You might be one of the millions of Americans who have received fundraising letters from the Humane Society of the United States. Seeing the furry faces of Fido and Fluffy, you might even have sent a donation, thinking you were supporting animal shelters and pet adoption. But rather than help animals in need, your money instead lined the pockets of radicals who labor for animal liberation.
Our newest ActivistCash profile examines the Humane Society of the United States (HSUS) — a sprawling institute for animal rights masquerading as an animal-welfare charity. HSUS does not run a single animal shelter, and spends a miniscule portion of its millions giving to groups that do. This intentional deception has made it the richest animal-rights group on earth.
The unsuspecting pet owner who receives frequent HSUS fundraising appeals may be shocked to learn about the group’s deep connections to many other radical animal-rights and environmental groups. Here are a few selections from our profile, highlighting more disturbing facts about HSUS:
The current goals of this misnamed “Humane Society” have nothing to do with animal shelters. The group took aim at the traditional morning meal of bacon and eggs with a tasteless “Breakfast of Cruelty” campaign. HSUS even wants to put an end to lifesaving biomedical research: as early as 1988 the group’s mailings demanded that the U.S. government “eliminate altogether the use of animals as research subjects.” HSUS has never budged from this extreme position.
Even seasoned animal-rights veterans raised their eyebrows in April 2000 when the Humane Society of the United States sent John “J.P.” Goodwin as its emissary on an anti-fur junket to China. Goodwin was not just any animal-rights zealot: he was an avowed member of the terrorist Animal Liberation Front (ALF). Less than a year later, HSUS identified Goodwin as their newest legislative affairs staffer.
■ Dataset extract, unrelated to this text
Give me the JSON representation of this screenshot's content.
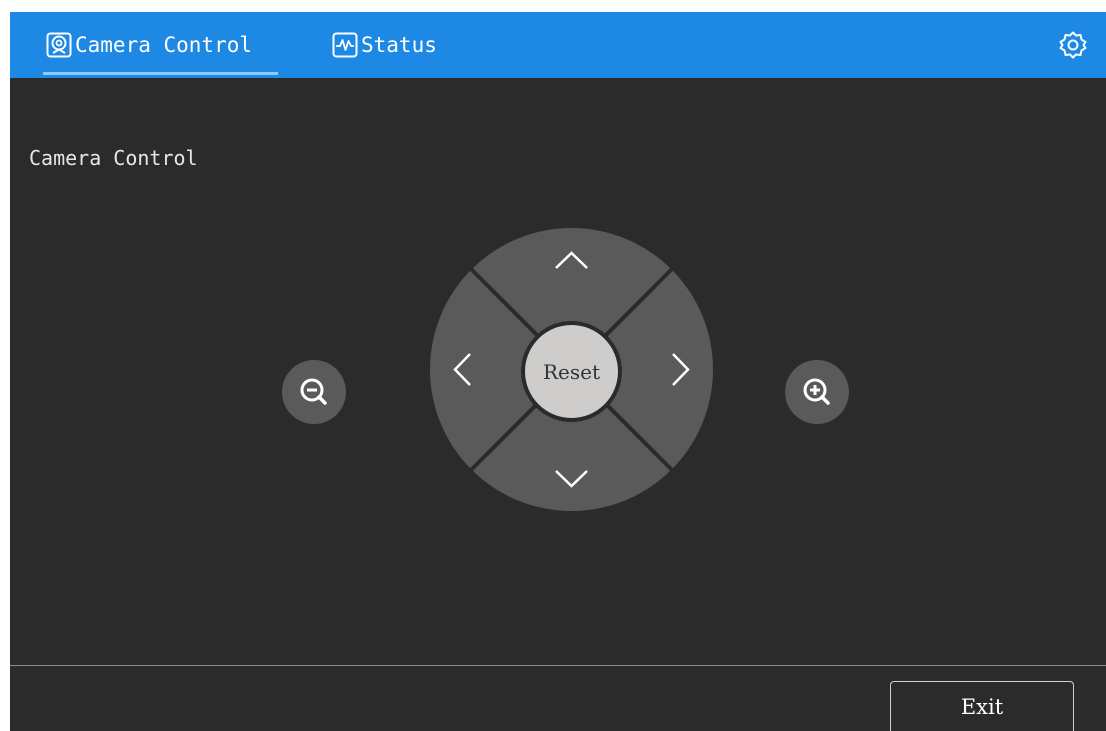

HSUS continually gets low scores from established charity watchdog groups. Charity Navigator recently gave the group only one star (out of four). It gave no stars to HSUS’s Earth Voice International, and one to Humane Society International and the Humane Society of the United States Wildlife Land Trust. Worth magazine gave HSUS a “D” rating for spending as much as 53 percent of its expenses on fundraising. And online rating service Give.org noted that the huge HSUS corporate family does not have an active governing board overseeing the overall structure, and criticized the organization for holding only three board meetings during 2000, two of them on the same day.
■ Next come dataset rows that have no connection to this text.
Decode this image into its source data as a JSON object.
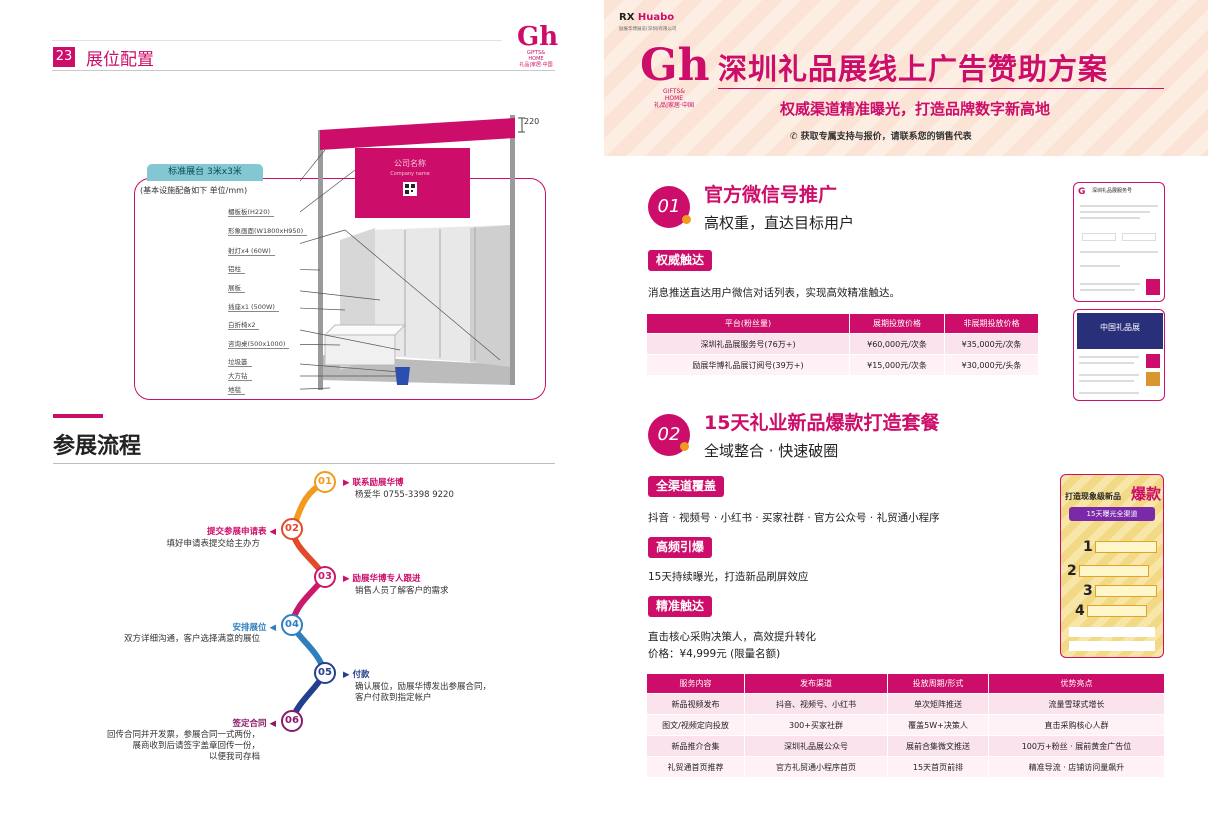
{
  "left": {
    "page_num": "23",
    "page_title": "展位配置",
    "logo": {
      "text": "Gh",
      "sub1": "GIFTS&",
      "sub2": "HOME",
      "sub3": "礼品|家居·中国"
    },
    "booth": {
      "tag": "标准展台 3米x3米",
      "note": "(基本设施配备如下 单位/mm)",
      "dimension": "220",
      "fascia_name": "公司名称",
      "fascia_name_en": "Company name",
      "labels": [
        "楣板板(H220)",
        "形象画面(W1800xH950)",
        "射灯x4 (60W)",
        "铝柱",
        "展板",
        "插座x1 (500W)",
        "白折椅x2",
        "咨询桌(500x1000)",
        "垃圾篓",
        "大方钻",
        "地毯"
      ]
    },
    "process_title": "参展流程",
    "steps": [
      {
        "num": "01",
        "title": "联系励展华博",
        "desc": [
          "杨爱华 0755-3398 9220"
        ],
        "color": "#f29a1e"
      },
      {
        "num": "02",
        "title": "提交参展申请表",
        "desc": [
          "填好申请表提交给主办方"
        ],
        "color": "#e14a2a"
      },
      {
        "num": "03",
        "title": "励展华博专人跟进",
        "desc": [
          "销售人员了解客户的需求"
        ],
        "color": "#c8196b"
      },
      {
        "num": "04",
        "title": "安排展位",
        "desc": [
          "双方详细沟通，客户选择满意的展位"
        ],
        "color": "#2f7fbf"
      },
      {
        "num": "05",
        "title": "付款",
        "desc": [
          "确认展位，励展华博发出参展合同，",
          "客户付款到指定帐户"
        ],
        "color": "#23408e"
      },
      {
        "num": "06",
        "title": "签定合同",
        "desc": [
          "回传合同并开发票，参展合同一式两份，",
          "展商收到后请签字盖章回传一份，",
          "以便我司存档"
        ],
        "color": "#8a1b6b"
      }
    ]
  },
  "right": {
    "brand": {
      "rx": "RX",
      "huabo": "Huabo",
      "sub": "励展华博展览(深圳)有限公司"
    },
    "banner_logo": {
      "text": "Gh",
      "sub1": "GIFTS&",
      "sub2": "HOME",
      "sub3": "礼品|家居·中国"
    },
    "banner_title": "深圳礼品展线上广告赞助方案",
    "banner_sub": "权威渠道精准曝光，打造品牌数字新高地",
    "banner_contact": "✆ 获取专属支持与报价，请联系您的销售代表",
    "s1": {
      "num": "01",
      "title": "官方微信号推广",
      "subtitle": "高权重，直达目标用户",
      "pill": "权威触达",
      "para": "消息推送直达用户微信对话列表，实现高效精准触达。",
      "table": {
        "headers": [
          "平台(粉丝量)",
          "展期投放价格",
          "非展期投放价格"
        ],
        "rows": [
          [
            "深圳礼品展服务号(76万+)",
            "¥60,000元/次条",
            "¥35,000元/次条"
          ],
          [
            "励展华博礼品展订阅号(39万+)",
            "¥15,000元/次条",
            "¥30,000元/头条"
          ]
        ]
      },
      "phone1_title": "深圳礼品展服务号",
      "phone2_title": "中国礼品展"
    },
    "s2": {
      "num": "02",
      "title": "15天礼业新品爆款打造套餐",
      "subtitle": "全域整合 · 快速破圈",
      "pill1": "全渠道覆盖",
      "para1": "抖音 · 视频号 · 小红书 · 买家社群 · 官方公众号 · 礼贸通小程序",
      "pill2": "高频引爆",
      "para2": "15天持续曝光，打造新品刷屏效应",
      "pill3": "精准触达",
      "para3": "直击核心采购决策人，高效提升转化",
      "price": "价格：¥4,999元 (限量名额)",
      "poster": {
        "t1": "打造现象级新品",
        "t2": "爆款",
        "t3": "15天曝光全渠道",
        "items": [
          "1",
          "2",
          "3",
          "4"
        ]
      },
      "table": {
        "headers": [
          "服务内容",
          "发布渠道",
          "投放周期/形式",
          "优势亮点"
        ],
        "rows": [
          [
            "新品视频发布",
            "抖音、视频号、小红书",
            "单次矩阵推送",
            "流量雪球式增长"
          ],
          [
            "图文/视频定向投放",
            "300+买家社群",
            "覆盖5W+决策人",
            "直击采购核心人群"
          ],
          [
            "新品推介合集",
            "深圳礼品展公众号",
            "展前合集微文推送",
            "100万+粉丝 · 展前黄金广告位"
          ],
          [
            "礼贸通首页推荐",
            "官方礼贸通小程序首页",
            "15天首页前排",
            "精准导流 · 店铺访问量飙升"
          ]
        ]
      }
    }
  }
}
Look for more profiles of anti-consumer activist groups on our award-winning ActivistCash website.